4. Come up with a strategy to meet their needs. This is where your creative thinking can come in. Is it important to them to go out to eat with their friends? Is that at a place that’s not serving food you know is safe for them? What can you do about that? The answer is not automatically to deny them access. Look into ways to make it safe for them. Do they eat the burger without the bun? Do they need a digestive enzyme to eat select foods there? If you and they look at the menu together, can you arrive at menu selections that could work? Remind them that, at the end of the day, others are far too self-absorbed to be really thinking about what they’re eating. If they’re at the same restaurant together and they find ways to order foods that don’t make a spectacle of themselves, they can be there, be present, and participate. That may be what’s most important to them. Or is it a sport that’s what’s most important to them, and they can’t play at the moment? Is there another role they can take on to support the team and stay with their peers? Can the coach help brainstorm ideas? Or if they’re too ill to go out, or peers are having difficulty adjusting to your teen’s needs, is there another activity that could work? A less physically demanding activity or a safe online activity, such as gaming? Is there another topic altogether that they want to pursue? What can you do to help make that happen? Don’t worry about “indulging” your teen; they’re already grappling with more “reality” than most adults can handle. Your goal here is to keep their spirit alive.
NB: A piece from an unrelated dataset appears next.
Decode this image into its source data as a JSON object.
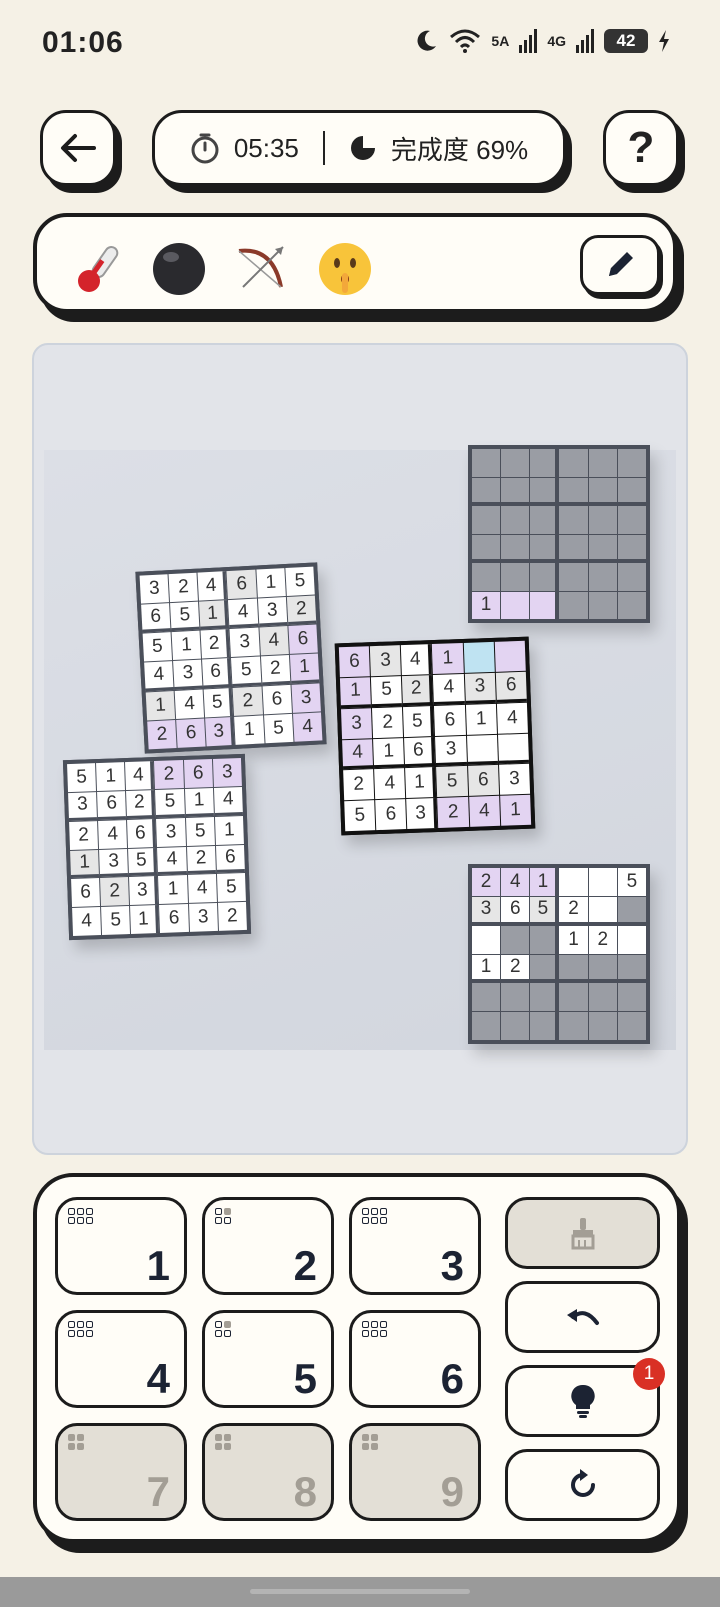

5. Communicate fairly. If your and your teen’s perspectives about what should happen are quite different, use “I” statements to tell them how you feel. “I’m concerned that you won’t be safe in that environment,” is a lot less contentious than the Dictator’s “No.” Or, worse, the Shame Game of “You need to grow up and face reality.” They’re already being forced into premature maturity by their illness. The call to action for us parents is to rise in maturity ourselves. The rules of fair communication apply here more than ever. Own your own stuff.
6. Happiness is not the goal. Remember that sadness, grief, anger, and other emotions are every bit a part of the human experience as is happiness and joy. Even more relevant here is the fact that there is no arrival point in this situation. The outcome you’re seeking is not “Everything is OK now.” It’s not going to be. “Different now, and we’re coping” equals success. Don’t expect things to feel good all the time. And equally important, don’t judge that NOT feeling good is failure. This is a process. It’s dynamic. Walking through pain is just that: a journey. If your teen is expressing signs of serious depression, however, seek professional help from a licensed counselor who has experience not just with their age group, but with chronic illness.
7. Get help when you need it. Remember, you’re grappling with your own grief about what’s happening to your child. Seek help to move through your own emotions so that you can be clear-headed and able to respond appropriately to your teen. Your teen may not, or may not be able to, rise to the call of what this illness asks of them right now, or do so all at once; they’ll need time, and you need time, too. The guidance of a trusted professional counselor – not the same counselor that you’ve hired for them – can be an important tool in your toolbox for regaining some hope and sense of self control.